Talk about Richardson’s reputation for sexually harassing and abusing models on the job reached fever pitch last year, when a ridiculously-titled New York Magazine profile asked, “Is Terry Richardson an Artist or a Predator?” The profile laid out a number of accusations against the photographer who is said to have cultivated a reputation as “a proud pervert” for, among other things, taking off his clothes on set while pressuring models to pose topless or pantomime sex acts. But hey, he also directed Miley Cyrus’ “Wrecking Ball” video, so … artist?
The numerous allegations were enough for brands like H&M to publicly denounce him and for top outlets like Vogue and the New York Times to put him on the do-not-call list. But the ridiculous either-or scenario the profile presents is the same line of thinking that demands we choose to believe in Bill Cosby’s artistic legacy or his alleged rapes, but not both. It’s the same mindset that begged us to think hard about Jian Ghomeshi’s contributions to Canadian culture before charging him with assaulting women, and demands us to let Roman Polanski off the hook for serving his sentence for unlawful sex with a minor because “Chinatown” and “Rosemary’s Baby.” It contributes to the damaging implication that sexual misconduct is somehow excusable in, or even native to, the creative arts workplace.
The absurd "artist or predator" binary suggests that if we accept Richardson as an artist, that means we must also dismiss allegations of sleazy or abusive behavior, even when they directly apply to the work he is hired to do. In other words, unclench and let the genius man do his work already—fashion photographs are clearly more important than the women they depict.

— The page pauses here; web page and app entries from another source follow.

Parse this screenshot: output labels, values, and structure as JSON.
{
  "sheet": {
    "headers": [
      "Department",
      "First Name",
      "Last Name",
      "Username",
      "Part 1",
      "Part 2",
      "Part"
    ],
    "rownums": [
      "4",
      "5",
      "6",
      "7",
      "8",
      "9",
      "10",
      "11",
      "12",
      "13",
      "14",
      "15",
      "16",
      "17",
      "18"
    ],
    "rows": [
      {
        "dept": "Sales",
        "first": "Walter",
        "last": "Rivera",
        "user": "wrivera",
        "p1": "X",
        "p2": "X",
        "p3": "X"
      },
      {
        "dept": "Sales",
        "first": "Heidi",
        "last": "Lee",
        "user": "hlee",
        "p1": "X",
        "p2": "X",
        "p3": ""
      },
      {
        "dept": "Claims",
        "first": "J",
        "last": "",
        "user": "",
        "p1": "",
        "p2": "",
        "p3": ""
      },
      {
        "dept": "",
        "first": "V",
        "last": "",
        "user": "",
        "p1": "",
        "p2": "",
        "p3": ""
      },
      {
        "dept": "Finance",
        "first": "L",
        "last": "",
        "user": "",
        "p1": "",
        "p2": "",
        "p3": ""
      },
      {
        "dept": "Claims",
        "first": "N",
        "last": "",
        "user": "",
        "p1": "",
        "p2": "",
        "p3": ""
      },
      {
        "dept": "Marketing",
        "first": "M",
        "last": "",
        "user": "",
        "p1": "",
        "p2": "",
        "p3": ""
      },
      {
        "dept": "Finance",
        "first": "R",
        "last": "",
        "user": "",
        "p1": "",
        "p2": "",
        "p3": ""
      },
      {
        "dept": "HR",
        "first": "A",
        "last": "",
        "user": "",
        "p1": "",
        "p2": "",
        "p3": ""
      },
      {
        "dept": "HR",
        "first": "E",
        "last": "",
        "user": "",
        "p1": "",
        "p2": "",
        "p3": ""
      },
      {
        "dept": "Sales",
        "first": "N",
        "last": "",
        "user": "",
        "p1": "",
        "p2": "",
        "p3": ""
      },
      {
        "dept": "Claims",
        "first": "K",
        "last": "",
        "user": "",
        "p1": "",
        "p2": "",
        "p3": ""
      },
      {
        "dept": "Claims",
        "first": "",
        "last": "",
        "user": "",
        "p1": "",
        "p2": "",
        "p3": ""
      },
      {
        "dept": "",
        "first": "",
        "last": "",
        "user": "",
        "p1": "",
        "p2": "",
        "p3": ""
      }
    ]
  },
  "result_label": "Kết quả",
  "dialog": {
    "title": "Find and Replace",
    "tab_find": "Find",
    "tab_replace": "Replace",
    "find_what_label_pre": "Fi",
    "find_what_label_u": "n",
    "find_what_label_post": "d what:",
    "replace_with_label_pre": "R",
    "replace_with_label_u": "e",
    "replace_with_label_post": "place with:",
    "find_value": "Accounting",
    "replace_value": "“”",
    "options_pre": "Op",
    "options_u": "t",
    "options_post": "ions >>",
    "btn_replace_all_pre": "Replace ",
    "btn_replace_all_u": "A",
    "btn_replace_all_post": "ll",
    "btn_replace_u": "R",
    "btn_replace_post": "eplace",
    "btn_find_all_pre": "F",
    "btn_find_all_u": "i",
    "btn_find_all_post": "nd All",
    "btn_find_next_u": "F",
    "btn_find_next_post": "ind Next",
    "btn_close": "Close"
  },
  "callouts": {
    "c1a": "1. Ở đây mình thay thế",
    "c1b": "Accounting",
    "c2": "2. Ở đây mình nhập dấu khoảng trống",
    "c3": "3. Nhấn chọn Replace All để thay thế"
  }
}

It might be too soon to declare this a Richardson Renaissance. Model’s Alliance executive director Sara Ziff told BuzzFeed that an industry-wide distaste for Richardson’s shenanigans still applies: “In light of numerous models’ allegations of sexual abuse by the photographer Terry Richardson, Vogue, W, and T Magazine have decided not to condone his behavior by continuing to work with him.” So the industry has that going for them. The next step would be for more superstars—like Neil Patrick Harris, whom Richardson shot for Rolling Stone last May, his last cover—to speak up when a magazine wants to pair them with Richardson and say they’d prefer to be in a room with one of the many, many excellent photographers who won't insist on getting naked on the job instead.